By Tim Hunt
No surprise in latest soaring cost estimate for high-speed railUploaded: Mar 22, 2018
Was any thinking person surprised that the latest iteration of the high-speed rail business plan shows costs soaring, competition dates extended far into the future and more changes to conditions in the ballot measure voters approved way back in 2008?
Here’s believing most Californians would love a do-over on what was a bad plan initially and has gotten nothing but worse. And, sadly, there’s a portion of the line in the San Joaquin Valley under construction as proponents perhaps hope that if enough money is spent, people will accept throwing additional money at the project.

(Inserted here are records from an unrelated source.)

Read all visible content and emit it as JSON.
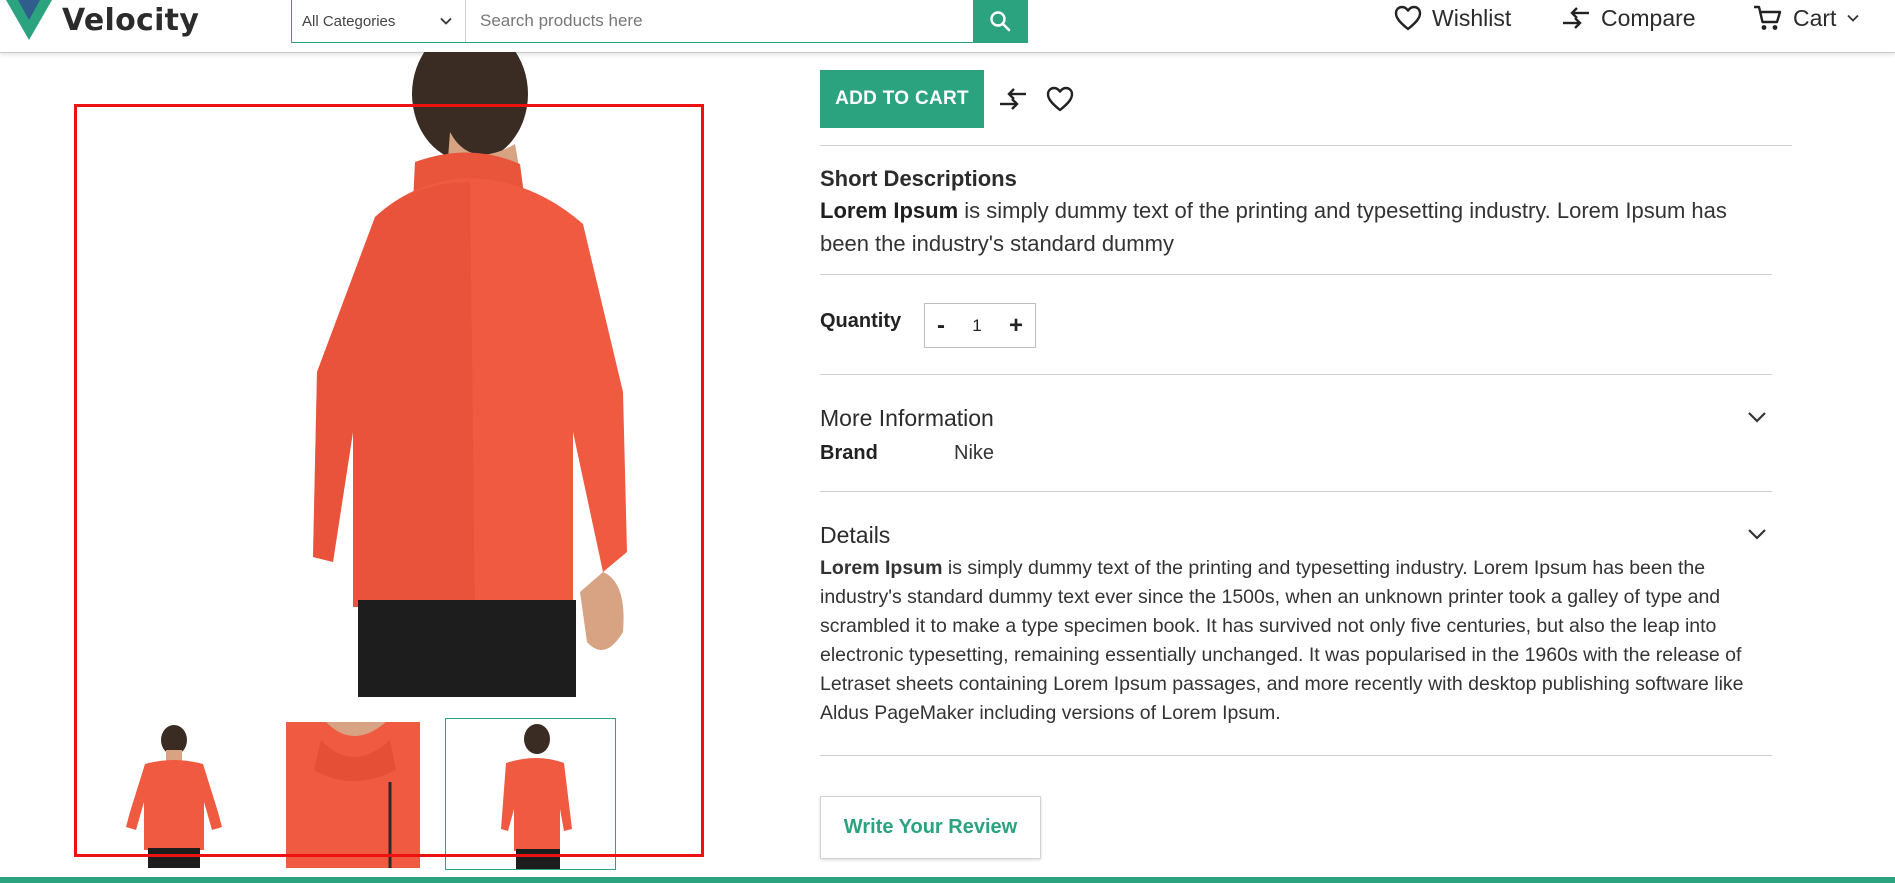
{
  "brand": {
    "name": "Velocity",
    "accent_color": "#2aa37e",
    "logo_icon": "velocity-v-logo"
  },
  "search": {
    "category_selected": "All Categories",
    "placeholder": "Search products here",
    "button_icon": "search-icon"
  },
  "header_links": {
    "wishlist": "Wishlist",
    "compare": "Compare",
    "cart": "Cart"
  },
  "gallery": {
    "main_image_alt": "Orange quarter-zip pullover, back view",
    "thumbnails": [
      "front view",
      "collar detail",
      "back view"
    ],
    "active_thumbnail_index": 2,
    "highlight_color": "#ee1111"
  },
  "actions": {
    "add_to_cart": "ADD TO CART",
    "compare_icon": "compare-arrows-icon",
    "wishlist_icon": "heart-icon"
  },
  "short_description": {
    "title": "Short Descriptions",
    "lead": "Lorem Ipsum",
    "text": " is simply dummy text of the printing and typesetting industry. Lorem Ipsum has been the industry's standard dummy"
  },
  "quantity": {
    "label": "Quantity",
    "minus": "-",
    "value": "1",
    "plus": "+"
  },
  "more_information": {
    "title": "More Information",
    "brand_label": "Brand",
    "brand_value": "Nike"
  },
  "details": {
    "title": "Details",
    "lead": "Lorem Ipsum",
    "text": " is simply dummy text of the printing and typesetting industry. Lorem Ipsum has been the industry's standard dummy text ever since the 1500s, when an unknown printer took a galley of type and scrambled it to make a type specimen book. It has survived not only five centuries, but also the leap into electronic typesetting, remaining essentially unchanged. It was popularised in the 1960s with the release of Letraset sheets containing Lorem Ipsum passages, and more recently with desktop publishing software like Aldus PageMaker including versions of Lorem Ipsum."
  },
  "review": {
    "button": "Write Your Review"
  }
}
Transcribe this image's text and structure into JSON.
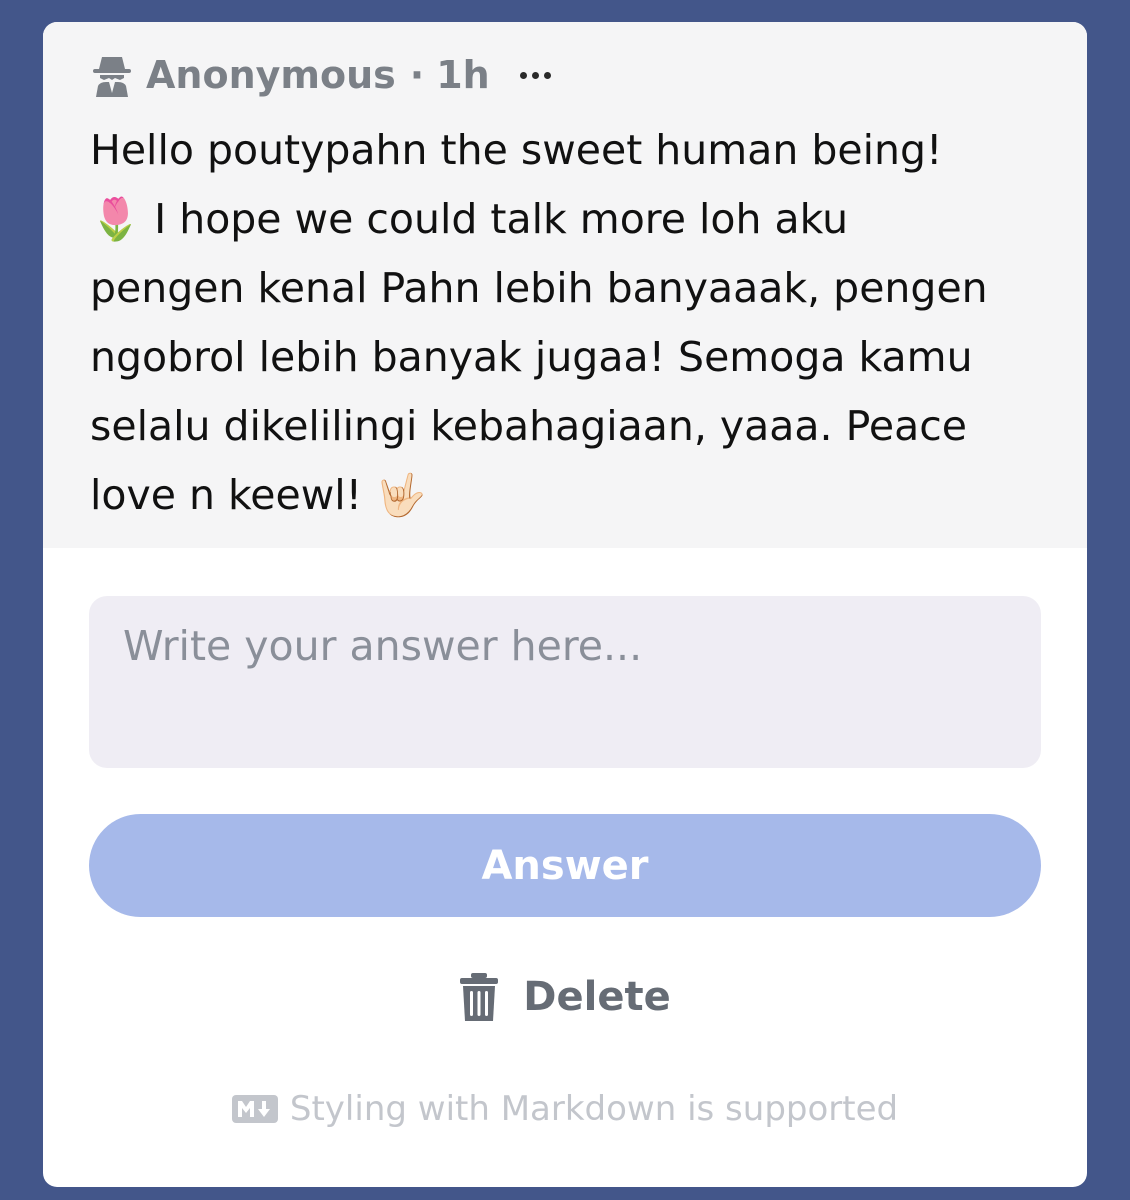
{
  "question": {
    "author": "Anonymous",
    "separator": "·",
    "time": "1h",
    "icons": {
      "author": "spy-icon",
      "menu": "more-icon"
    },
    "message": "Hello poutypahn the sweet human being!\n🌷 I hope we could talk more loh aku\npengen kenal Pahn lebih banyaaak, pengen\nngobrol lebih banyak jugaa! Semoga kamu\nselalu dikelilingi kebahagiaan, yaaa. Peace\nlove n keewl! 🤟🏻"
  },
  "answer": {
    "value": "",
    "placeholder": "Write your answer here...",
    "button_label": "Answer",
    "button_color": "#a6b9ea"
  },
  "delete": {
    "label": "Delete",
    "icon": "trash-icon"
  },
  "footer": {
    "markdown_note": "Styling with Markdown is supported",
    "icon": "markdown-icon"
  },
  "colors": {
    "background": "#43568a",
    "card": "#ffffff",
    "question_bg": "#f5f5f6",
    "input_bg": "#efedf4"
  }
}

As is, the funding plan is again a house of cards with hopes of private investors (none have emerged to date) necessary to deal with the toughest segment of tunneling and bridging through the mountains between the San Joaquin Valley and the L.A. basin.
Propping this disastrous project up is the mis-use of the state’s cap-and-trade funds. The latest deal between Gov. Jerry Brown and the Legislature allocates 25 percent of funds from these auctions to the high-speed rail. Given that, if it is ever completed, it will have a minimal positive benefit on climate change—it’s arguably an inappropriate use of those funds, but one that allows the governor to keep the bad project under construction. To secure loans for construction, the Legislature would have to extend the program until 2050.
The business plan shows costs growing by $13 billion to $77.3, an increase of as much as 35 percent in just two years. Voters approved a $9.95 billion bond for what was advertised as a $40 billion rail system with a travel time between San Francisco and Los Angeles of under three hours.
The updated plan also includes diminishing service levels, so some route is open by 2029. It calls for 224 miles of track in two segments: one from Madera to Bakersfield (imagine how many riders on that route) and the other from Gilroy to San Francisco. These trains would run on existing rail lines (Amtrak and CalTrain) and operate a normal train speeds—not the promised high-speed rail. The plan also postpones a costly 13-mile tunnel under Pacheco Pass that is necessary for high-speed operations.
Bay Area high-speed backers and business groups likely will continue to push for the train because the plan includes the expensive exercise of electrifying CalTrain along the Peninsula—a long sought improvement that may (if you believe in fairies) someday be used for high-speed trains.
Gov. Brown has brought an adult’s mentality to Sacramento, particularly when it comes to the budget—much less so on social issues. The absurd rail line is one of the exceptions—throwing away money on a system that will not work (the transit connections that make high-speed rail work in Europe are missing in California) and will be a sinkhole swallowing taxpayers’ funds.